The phenomenon is altering weather patterns across the U.S. – placing new burdens on highway maintenance crews and budgets in dozens of states.
Much as meteorologists predicted, the el niño winter of 2015-2016 is turning into a monster. The immediate effects of heavy rain and flip-flopped temperatures – it was warmer in Boston (69 degrees F) and New York City (72 degrees F) on Christmas Day 2015 than in many parts of the Southwestern US (e.g., Phoenix was in the 50s) – allowed some to enjoy the outdoors more than is normal, while floods and tornadoes wreaked havoc and loss of life in Mississippi, Texas and Missouri.
The extreme moisture in Texas and surrounding states was followed with a wave of EF-4 classified tornadoes.

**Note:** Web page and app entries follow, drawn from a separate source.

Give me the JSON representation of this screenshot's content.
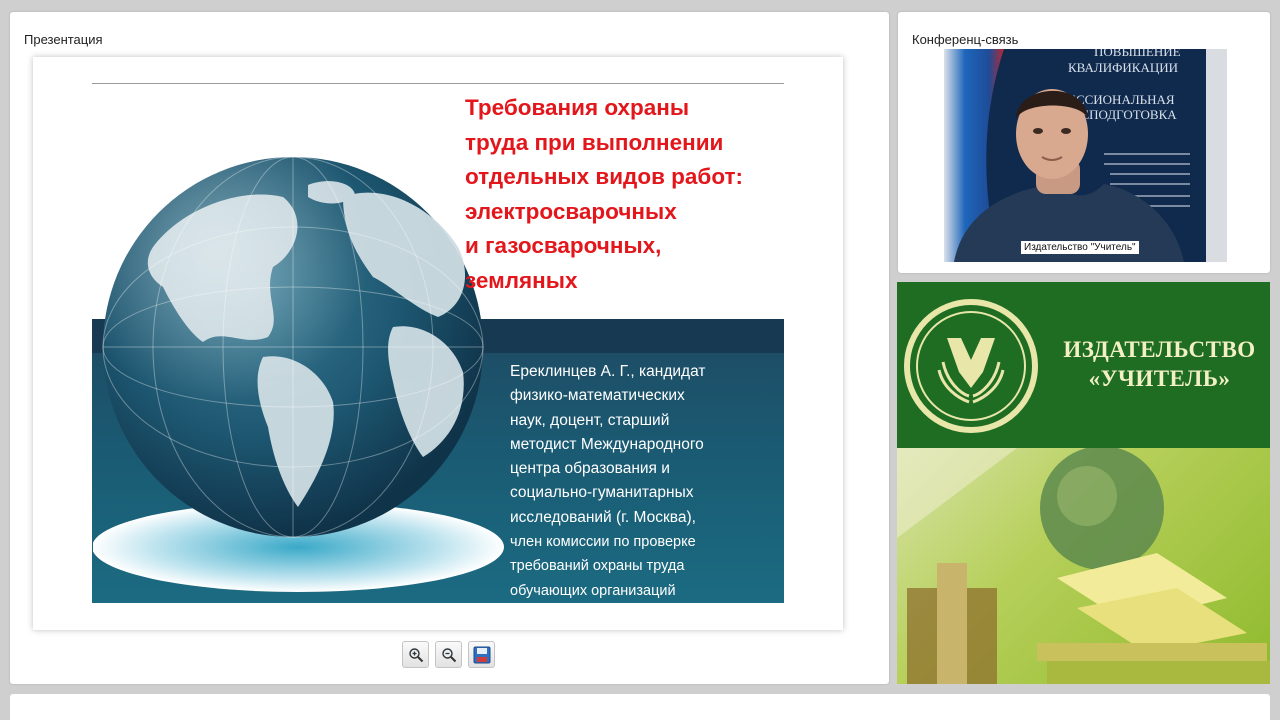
{
  "presentation_panel": {
    "title": "Презентация",
    "slide": {
      "title_lines": [
        "Требования охраны",
        "труда при выполнении",
        "отдельных видов работ:",
        "электросварочных",
        "и газосварочных,",
        "земляных"
      ],
      "author_lines": [
        "Ереклинцев А. Г., кандидат",
        "физико-математических",
        "наук, доцент, старший",
        "методист Международного",
        "центра образования и",
        "социально-гуманитарных",
        "исследований (г. Москва),",
        "член комиссии по проверке",
        "требований охраны труда",
        "обучающих организаций"
      ],
      "title_color": "#e3161b",
      "band_color": "#1a5a72"
    },
    "toolbar": {
      "buttons": [
        {
          "icon": "zoom-in-icon"
        },
        {
          "icon": "zoom-out-icon"
        },
        {
          "icon": "save-icon"
        }
      ]
    }
  },
  "conference_panel": {
    "title": "Конференц-связь",
    "video": {
      "speaker_label": "Издательство \"Учитель\"",
      "backdrop_lines": [
        "ПОВЫШЕНИЕ",
        "КВАЛИФИКАЦИИ",
        "ЕССИОНАЛЬНАЯ",
        "РЕПОДГОТОВКА"
      ]
    }
  },
  "publisher_banner": {
    "name_lines": [
      "ИЗДАТЕЛЬСТВО",
      "«УЧИТЕЛЬ»"
    ],
    "accent_color": "#1e6d22"
  }
}
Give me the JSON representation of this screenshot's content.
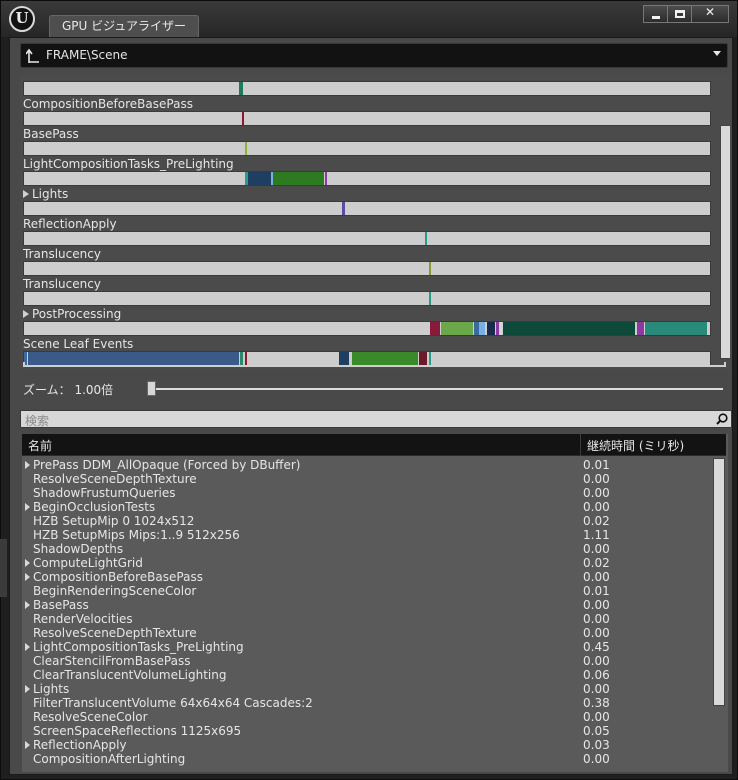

Hours later winter weather conditions stretched from Texas on through Oklahoma, Arkansas, Missouri and Illinois. Severe rain covered much of Mississippi, Alabama and Tennessee.
What will be obvious to anyone driving a car, truck or bus in the months to come in almost every region is that potholes caused by weather will be more numerous. Those warm holiday temps were quickly followed in the new year with dips below freezing in most northeastern and Great Lakes region cities, causing the freeze-thaw cycles that are a primary cause of asphalt breakdown. Meanwhile, extreme moisture and flooding, sometimes mixed with freezing temperatures, are conditions that also undermine streets, roads and highways.
The truth of pavement, potholes and weather is that in the aftermath of heavy moisture and temperature fluctuations potholes are just about inevitable. Highway superintendents are familiar with this, particularly those in the northern plains and northeastern states where the thermometer might dance a few degrees above and below 32 degrees F in February, March and April. When and where possible, routine maintenance of small holes and cracks under such conditions can prevent those crevices from getting bigger.
But potholes also form in Miami, Los Angeles and Honolulu – because moisture and freeze-thaw cycles aren’t the only things that cause pavement to break down. Traffic, heavy loads in particular, as well as high temperatures, also cause cracking and shifting that ultimately undermine the sublayers of roads. All roadways need maintenance – the earlier the better.
Previous large el niño years provide some indication of what to expect in the winter, spring and summer of 2016. News reports from 1998, the most recent “very strong” cycle of the phenomenon, indicate that by early March of that year – when Los Angeles received 22.83 inches of rain in just three months – there were more than $137 million in damages to California highways (accounting for inflation, that would be almost $200 million in 2015). One pothole was reportedly 20 feet wide and five inches deep. As previously reported on Pothole.info, damage to vehicles can cost hundreds or thousands of dollars to individual motorists due to tire blowouts, cracked rims, alignment issues and broken axels. The Independent Insurance Agents of America report that pothole damages to all vehicles in 2013 cost $5 billion.